When the Cowboys drafted Akwasi Owusu-Ansah in the fourth round of April's draft, they filled a "position" that they had been trying to fill for the past couple of years: a project cornerback. More specifically, they sought to fill this role with a rare size-speed athlete who had underperformed his measurables on the college gridiron.
In 2008, they had their eyes on Indiana's Tracy Porter, who had the size of a biggish corner (5'11" 195) but the athletic ability of a smaller corner. He blew up the combine that year with a 4.37 40 time as well as elite-level 20 and 60-yard shuttle times. Porter's combine showing outstripped his on-field play, leaving evaluators puzzling over a first-round talent with third or fourth-round tape. The Cowboys were likely targeting Porter in the second or third rounds, but he never made it anywhere near that target point. He was drafted in the early second (#40 overall) by the Saints and, as we all know, went on to bring a Lombardi to The Big Easy with his 74-yard pick six in last years Game to End All Games.
In that same draft, the Cowboys also showed interest in Iowa's Charles Godfrey, who echoed Porter in terms of physical stature (6 feet, 205) and combine numbers (4.38 forty; ridiculous 3-cone times). Like Porter, his tape didn't reflect these numbers. Godfrey was snatched up by the Panthers at the top of the 3rd round; if he had fallen to the bottom of the round, the Cowboys might well have selected him instead of trading down repeatedly before nabbing Tashard Choice.
In 2009, they were interested in Iowa's Bradley Fletcher who, at 6-1 and 196, had safety size to go with freakish athletic ability (4.4 forty; 38 1/2 inch vertical among others). Like Porter, Fletcher's tape wasn't elite, but his measurables were: he had NFL talent written all over him. Fletcher was picked up by the Rams at the top of the third round, three picks before the Cowboys selected Jason Williams. A nearer miss than in 2008, but a miss nevertheless.
This brings us to the most recent draft, in which the player who most nearly fit the above profile was our dear AOA. Instead of bad tape, he had to carry the "small school/ inferior competition" label, which served to temper his first-round measureables. As we know from the fine work done here at BTB, the Cowboys had him rated at the top of the fourth round and happily picked him late in the fourth.
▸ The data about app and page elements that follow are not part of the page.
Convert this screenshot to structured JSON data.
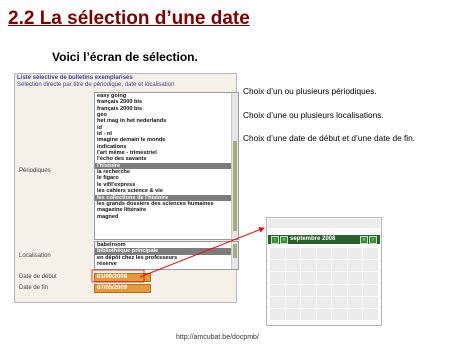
{
  "slide": {
    "title": "2.2 La sélection d’une date",
    "subtitle": "Voici l’écran de sélection.",
    "footer": "http://amcubat.be/docpmb/"
  },
  "form": {
    "heading": "Liste sélective de bulletins exemplarisés",
    "subheading": "Sélection directe par titre de périodique, date et localisation",
    "labels": {
      "periodiques": "Périodiques",
      "localisation": "Localisation",
      "date_debut": "Date de début",
      "date_fin": "Date de fin"
    },
    "periodiques_options": [
      {
        "label": "easy going",
        "selected": false
      },
      {
        "label": "français 2000 bis",
        "selected": false
      },
      {
        "label": "français 2000 bis",
        "selected": false
      },
      {
        "label": "geo",
        "selected": false
      },
      {
        "label": "het mag in het nederlands",
        "selected": false
      },
      {
        "label": "id",
        "selected": false
      },
      {
        "label": "id - nl",
        "selected": false
      },
      {
        "label": "imagine demain le monde",
        "selected": false
      },
      {
        "label": "indications",
        "selected": false
      },
      {
        "label": "l'art même - trimestriel",
        "selected": false
      },
      {
        "label": "l'écho des savants",
        "selected": false
      },
      {
        "label": "l'histoire",
        "selected": true
      },
      {
        "label": "la recherche",
        "selected": false
      },
      {
        "label": "le figaro",
        "selected": false
      },
      {
        "label": "le vif/l'express",
        "selected": false
      },
      {
        "label": "les cahiers science & vie",
        "selected": false
      },
      {
        "label": "les collections de l'histoire",
        "selected": true
      },
      {
        "label": "les grands dossiers des sciences humaines",
        "selected": false
      },
      {
        "label": "magazine littéraire",
        "selected": false
      },
      {
        "label": "magned",
        "selected": false
      }
    ],
    "localisation_options": [
      {
        "label": "babelroom",
        "selected": false
      },
      {
        "label": "bibliothèque principale",
        "selected": true
      },
      {
        "label": "en dépôt chez les professeurs",
        "selected": false
      },
      {
        "label": "réserve",
        "selected": false
      }
    ],
    "date_debut": "01/09/2008",
    "date_fin": "07/05/2009"
  },
  "callouts": [
    "Choix d’un ou plusieurs périodiques.",
    "Choix d’une ou plusieurs localisations.",
    "Choix d’une date de début et d’une date de fin."
  ],
  "calendar": {
    "month_label": "septembre 2008",
    "prev_icon": "chevron-left-icon",
    "next_icon": "chevron-right-icon"
  },
  "colors": {
    "title": "#800000",
    "selection": "#7c7c7c",
    "date_field": "#e39a3d",
    "calendar_header": "#2d5e2d",
    "arrows": "#e01010"
  }
}
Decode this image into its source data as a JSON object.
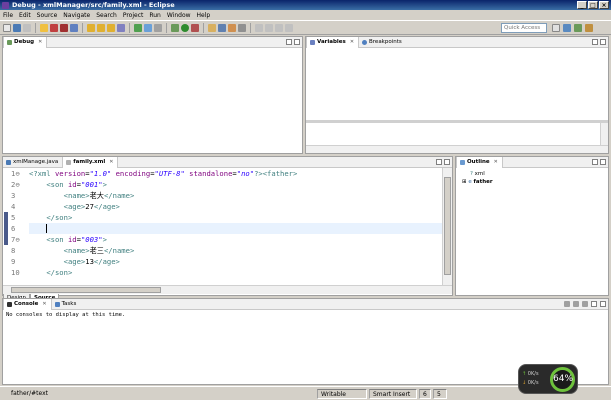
{
  "window": {
    "title": "Debug - xmlManager/src/family.xml - Eclipse",
    "controls": [
      "_",
      "□",
      "×"
    ]
  },
  "menu": [
    "File",
    "Edit",
    "Source",
    "Navigate",
    "Search",
    "Project",
    "Run",
    "Window",
    "Help"
  ],
  "toolbar": {
    "quick_access_placeholder": "Quick Access"
  },
  "debug_view": {
    "tab_label": "Debug"
  },
  "variables_view": {
    "tabs": [
      "Variables",
      "Breakpoints"
    ]
  },
  "editor": {
    "tabs": [
      "xmlManage.java",
      "family.xml"
    ],
    "lines": [
      {
        "num": "1",
        "marker": "⊖"
      },
      {
        "num": "2",
        "marker": "⊖"
      },
      {
        "num": "3",
        "marker": ""
      },
      {
        "num": "4",
        "marker": ""
      },
      {
        "num": "5",
        "marker": ""
      },
      {
        "num": "6",
        "marker": ""
      },
      {
        "num": "7",
        "marker": "⊖"
      },
      {
        "num": "8",
        "marker": ""
      },
      {
        "num": "9",
        "marker": ""
      },
      {
        "num": "10",
        "marker": ""
      }
    ],
    "code": {
      "l1_pi_open": "<?xml ",
      "l1_attr1": "version",
      "l1_val1": "\"1.0\"",
      "l1_attr2": "encoding",
      "l1_val2": "\"UTF-8\"",
      "l1_attr3": "standalone",
      "l1_val3": "\"no\"",
      "l1_pi_close": "?>",
      "l1_father": "<father>",
      "l2_open": "<son ",
      "l2_attr": "id",
      "l2_val": "\"001\"",
      "l2_close": ">",
      "l3_open": "<name>",
      "l3_text": "老大",
      "l3_close": "</name>",
      "l4_open": "<age>",
      "l4_text": "27",
      "l4_close": "</age>",
      "l5": "</son>",
      "l7_open": "<son ",
      "l7_attr": "id",
      "l7_val": "\"003\"",
      "l7_close": ">",
      "l8_open": "<name>",
      "l8_text": "老三",
      "l8_close": "</name>",
      "l9_open": "<age>",
      "l9_text": "13",
      "l9_close": "</age>",
      "l10": "</son>"
    },
    "bottom_tabs": [
      "Design",
      "Source"
    ]
  },
  "outline": {
    "tab_label": "Outline",
    "items": [
      {
        "label": "xml"
      },
      {
        "label": "father"
      }
    ]
  },
  "console": {
    "tabs": [
      "Console",
      "Tasks"
    ],
    "message": "No consoles to display at this time."
  },
  "status": {
    "path": "father/#text",
    "mode": "Writable",
    "insert": "Smart Insert",
    "line": "6",
    "col": "5"
  },
  "gauge": {
    "percent": "64%",
    "up": "0K/s",
    "down": "0K/s"
  },
  "colors": {
    "tag": "#3f7f7f",
    "attr": "#7f007f",
    "string": "#2a00ff",
    "current_line": "#e8f2fe",
    "gauge_ring": "#6ec23c"
  }
}
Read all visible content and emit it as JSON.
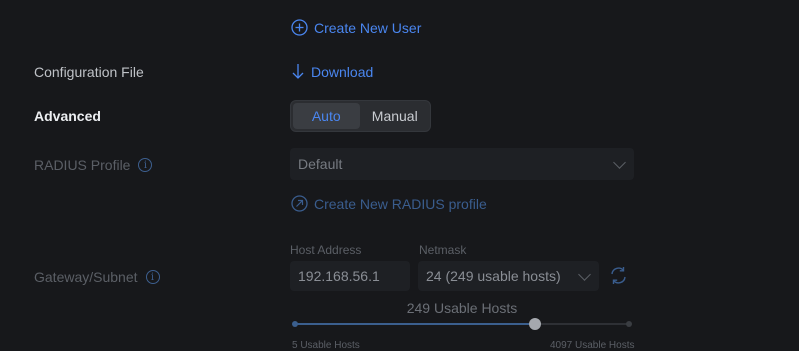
{
  "create_user": {
    "label": "Create New User"
  },
  "config_file": {
    "label": "Configuration File",
    "download_label": "Download"
  },
  "advanced": {
    "label": "Advanced",
    "options": [
      "Auto",
      "Manual"
    ],
    "selected": "Auto"
  },
  "radius": {
    "label": "RADIUS Profile",
    "selected": "Default",
    "create_label": "Create New RADIUS profile"
  },
  "gateway": {
    "label": "Gateway/Subnet",
    "host_label": "Host Address",
    "host_value": "192.168.56.1",
    "netmask_label": "Netmask",
    "netmask_value": "24 (249 usable hosts)",
    "usable_hosts_text": "249 Usable Hosts",
    "slider_fraction": 0.72,
    "min_text": "5 Usable Hosts",
    "max_text": "4097 Usable Hosts"
  }
}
Why do I dredge up this draft lore at the dawning of a new season? There has been a lot of pulling of hair and gnashing of teeth recently over the fact that the Cowboys have only three cornerbacks. A look at their draft (more precisely, their pre-draft) behavior over the past three years shows that they have been planning for this situation for some time now, and that Owusu-Ansah is precisely the sort of fourth corner they have been looking to acquire. Much like they do with a third quarterback, teams covet fourth corners with upside--ideally someone with raw tools that can, in a couple of years, be coached up to starter status (I would consider a third corner a "starter").
That's what New Orleans ended up finding in Porter. One of the storylines I'll be watching this year and next is the development of 'Kwaz. Hopefully, he'll pay back the Cowboys' faith and patience in Porter-like style: with a big play on the biggest of stages.